• [WORK INSTRUCTIONS]: Which lines of the entries contain the word "level"? Please list them.

____ GIVEN DATA

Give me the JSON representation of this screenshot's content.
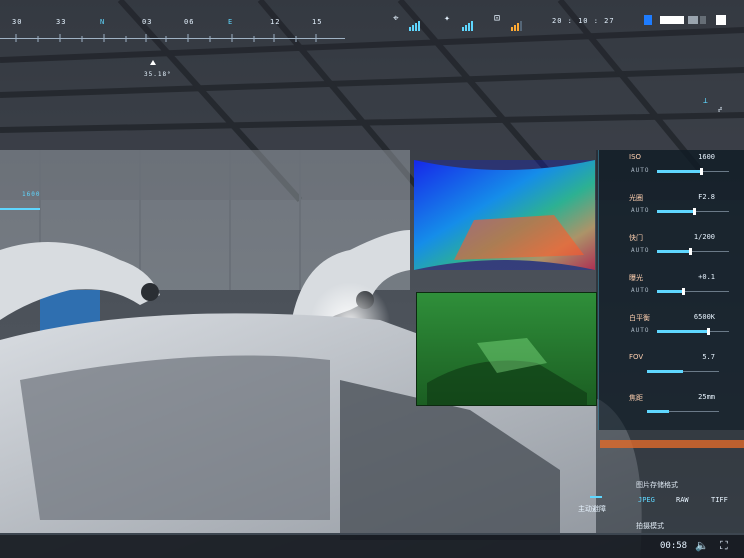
{
  "compass": {
    "headings": [
      "30",
      "33",
      "N",
      "03",
      "06",
      "E",
      "12",
      "15"
    ],
    "heading_value": "35.18°"
  },
  "status": {
    "clock": "20 : 10 : 27",
    "icons": [
      "satellite-dish-icon",
      "satellite-icon",
      "drone-remote-icon"
    ]
  },
  "left_readout": {
    "value": "1600"
  },
  "camera_panel": {
    "iso": {
      "label": "ISO",
      "value": "1600",
      "mode": "AUTO",
      "level": 0.6
    },
    "aperture": {
      "label": "光圈",
      "value": "F2.8",
      "mode": "AUTO",
      "level": 0.5
    },
    "shutter": {
      "label": "快门",
      "value": "1/200",
      "mode": "AUTO",
      "level": 0.45
    },
    "exposure": {
      "label": "曝光",
      "value": "+0.1",
      "mode": "AUTO",
      "level": 0.35
    },
    "white_balance": {
      "label": "白平衡",
      "value": "6500K",
      "mode": "AUTO",
      "level": 0.7
    },
    "fov": {
      "label": "FOV",
      "value": "5.7",
      "level": 0.5
    },
    "focal": {
      "label": "焦距",
      "value": "25mm",
      "level": 0.3
    }
  },
  "storage": {
    "title": "图片存储格式",
    "formats": [
      "JPEG",
      "RAW",
      "TIFF"
    ],
    "selected": "JPEG",
    "sub_title": "拍摄模式"
  },
  "left_bottom": {
    "label": "主动避障"
  },
  "player": {
    "time": "00:58"
  },
  "colors": {
    "accent": "#5fd7ff",
    "panel": "#0c1a24",
    "highlight": "#ff9a6a"
  }
}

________

• [RESPONSE TO THIS EXERCISE]:
      "level": 0.6
      "level": 0.5
      "level": 0.45
      "level": 0.35
      "level": 0.7
      "level": 0.5
      "level": 0.3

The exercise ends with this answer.